» Task to carry out
Without including the pictures, copy each line below exactly as it reads.

Records supplied: Begin

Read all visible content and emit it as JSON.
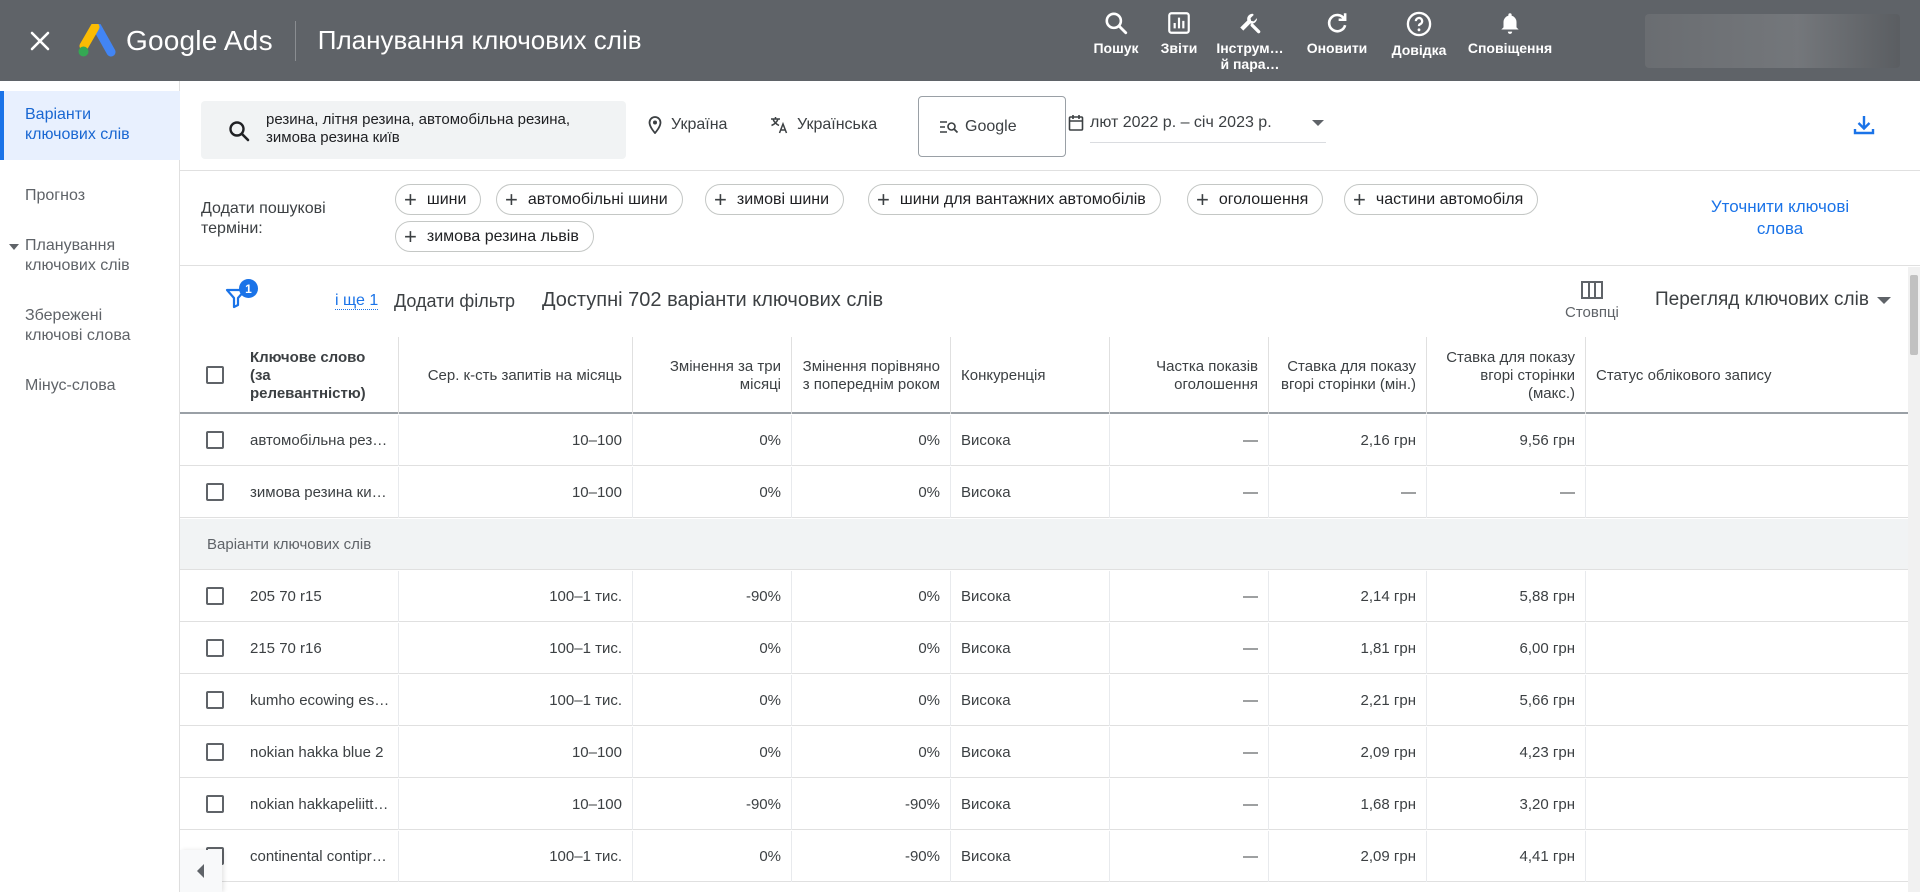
{
  "topbar": {
    "app_name": "Google Ads",
    "page_title": "Планування ключових слів",
    "tools": [
      {
        "icon": "search-icon",
        "label": "Пошук"
      },
      {
        "icon": "reports-icon",
        "label": "Звіти"
      },
      {
        "icon": "wrench-icon",
        "label": "Інструм…\nй пара…"
      },
      {
        "icon": "refresh-icon",
        "label": "Оновити"
      },
      {
        "icon": "help-icon",
        "label": "Довідка"
      },
      {
        "icon": "bell-icon",
        "label": "Сповіщення"
      }
    ]
  },
  "sidenav": {
    "items": [
      {
        "label": "Варіанти ключових слів",
        "active": true
      },
      {
        "label": "Прогноз"
      },
      {
        "label": "Планування ключових слів",
        "expandable": true
      },
      {
        "label": "Збережені ключові слова"
      },
      {
        "label": "Мінус-слова"
      }
    ]
  },
  "search": {
    "query": "резина, літня резина, автомобільна резина, зимова резина київ",
    "location": "Україна",
    "language": "Українська",
    "network": "Google",
    "date_range": "лют 2022 р. – січ 2023 р."
  },
  "chips": {
    "label": "Додати пошукові терміни:",
    "items": [
      "шини",
      "автомобільні шини",
      "зимові шини",
      "шини для вантажних автомобілів",
      "оголошення",
      "частини автомобіля",
      "зимова резина львів"
    ],
    "refine": "Уточнити ключові слова"
  },
  "toolbar": {
    "filter_count": "1",
    "more_link": "і ще 1",
    "add_filter": "Додати фільтр",
    "available": "Доступні 702 варіанти ключових слів",
    "columns_label": "Стовпці",
    "view_label": "Перегляд ключових слів"
  },
  "table": {
    "headers": [
      "Ключове слово (за релевантністю)",
      "Сер. к-сть запитів на місяць",
      "Змінення за три місяці",
      "Змінення порівняно з попереднім роком",
      "Конкуренція",
      "Частка показів оголошення",
      "Ставка для показу вгорі сторінки (мін.)",
      "Ставка для показу вгорі сторінки (макс.)",
      "Статус облікового запису"
    ],
    "provided_rows": [
      [
        "автомобільна рез…",
        "10–100",
        "0%",
        "0%",
        "Висока",
        "—",
        "2,16 грн",
        "9,56 грн",
        ""
      ],
      [
        "зимова резина ки…",
        "10–100",
        "0%",
        "0%",
        "Висока",
        "—",
        "—",
        "—",
        ""
      ]
    ],
    "section_label": "Варіанти ключових слів",
    "idea_rows": [
      [
        "205 70 r15",
        "100–1 тис.",
        "-90%",
        "0%",
        "Висока",
        "—",
        "2,14 грн",
        "5,88 грн",
        ""
      ],
      [
        "215 70 r16",
        "100–1 тис.",
        "0%",
        "0%",
        "Висока",
        "—",
        "1,81 грн",
        "6,00 грн",
        ""
      ],
      [
        "kumho ecowing es…",
        "100–1 тис.",
        "0%",
        "0%",
        "Висока",
        "—",
        "2,21 грн",
        "5,66 грн",
        ""
      ],
      [
        "nokian hakka blue 2",
        "10–100",
        "0%",
        "0%",
        "Висока",
        "—",
        "2,09 грн",
        "4,23 грн",
        ""
      ],
      [
        "nokian hakkapeliitt…",
        "10–100",
        "-90%",
        "-90%",
        "Висока",
        "—",
        "1,68 грн",
        "3,20 грн",
        ""
      ],
      [
        "continental contipr…",
        "100–1 тис.",
        "0%",
        "-90%",
        "Висока",
        "—",
        "2,09 грн",
        "4,41 грн",
        ""
      ]
    ]
  },
  "colors": {
    "topbar": "#5f6368",
    "accent": "#1a73e8",
    "active_nav_bg": "#e8f0fe"
  }
}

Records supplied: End

» Your response
Read all visible content and emit it as JSON.
{
  "topbar": {
    "app_name": "Google Ads",
    "page_title": "Планування ключових слів",
    "tools": [
      {
        "icon": "search-icon",
        "label": "Пошук"
      },
      {
        "icon": "reports-icon",
        "label": "Звіти"
      },
      {
        "icon": "wrench-icon",
        "label": "Інструм…\nй пара…"
      },
      {
        "icon": "refresh-icon",
        "label": "Оновити"
      },
      {
        "icon": "help-icon",
        "label": "Довідка"
      },
      {
        "icon": "bell-icon",
        "label": "Сповіщення"
      }
    ]
  },
  "sidenav": {
    "items": [
      {
        "label": "Варіанти ключових слів",
        "active": true
      },
      {
        "label": "Прогноз"
      },
      {
        "label": "Планування ключових слів",
        "expandable": true
      },
      {
        "label": "Збережені ключові слова"
      },
      {
        "label": "Мінус-слова"
      }
    ]
  },
  "search": {
    "query": "резина, літня резина, автомобільна резина, зимова резина київ",
    "location": "Україна",
    "language": "Українська",
    "network": "Google",
    "date_range": "лют 2022 р. – січ 2023 р."
  },
  "chips": {
    "label": "Додати пошукові терміни:",
    "items": [
      "шини",
      "автомобільні шини",
      "зимові шини",
      "шини для вантажних автомобілів",
      "оголошення",
      "частини автомобіля",
      "зимова резина львів"
    ],
    "refine": "Уточнити ключові слова"
  },
  "toolbar": {
    "filter_count": "1",
    "more_link": "і ще 1",
    "add_filter": "Додати фільтр",
    "available": "Доступні 702 варіанти ключових слів",
    "columns_label": "Стовпці",
    "view_label": "Перегляд ключових слів"
  },
  "table": {
    "headers": [
      "Ключове слово (за релевантністю)",
      "Сер. к-сть запитів на місяць",
      "Змінення за три місяці",
      "Змінення порівняно з попереднім роком",
      "Конкуренція",
      "Частка показів оголошення",
      "Ставка для показу вгорі сторінки (мін.)",
      "Ставка для показу вгорі сторінки (макс.)",
      "Статус облікового запису"
    ],
    "provided_rows": [
      [
        "автомобільна рез…",
        "10–100",
        "0%",
        "0%",
        "Висока",
        "—",
        "2,16 грн",
        "9,56 грн",
        ""
      ],
      [
        "зимова резина ки…",
        "10–100",
        "0%",
        "0%",
        "Висока",
        "—",
        "—",
        "—",
        ""
      ]
    ],
    "section_label": "Варіанти ключових слів",
    "idea_rows": [
      [
        "205 70 r15",
        "100–1 тис.",
        "-90%",
        "0%",
        "Висока",
        "—",
        "2,14 грн",
        "5,88 грн",
        ""
      ],
      [
        "215 70 r16",
        "100–1 тис.",
        "0%",
        "0%",
        "Висока",
        "—",
        "1,81 грн",
        "6,00 грн",
        ""
      ],
      [
        "kumho ecowing es…",
        "100–1 тис.",
        "0%",
        "0%",
        "Висока",
        "—",
        "2,21 грн",
        "5,66 грн",
        ""
      ],
      [
        "nokian hakka blue 2",
        "10–100",
        "0%",
        "0%",
        "Висока",
        "—",
        "2,09 грн",
        "4,23 грн",
        ""
      ],
      [
        "nokian hakkapeliitt…",
        "10–100",
        "-90%",
        "-90%",
        "Висока",
        "—",
        "1,68 грн",
        "3,20 грн",
        ""
      ],
      [
        "continental contipr…",
        "100–1 тис.",
        "0%",
        "-90%",
        "Висока",
        "—",
        "2,09 грн",
        "4,41 грн",
        ""
      ]
    ]
  },
  "colors": {
    "topbar": "#5f6368",
    "accent": "#1a73e8",
    "active_nav_bg": "#e8f0fe"
  }
}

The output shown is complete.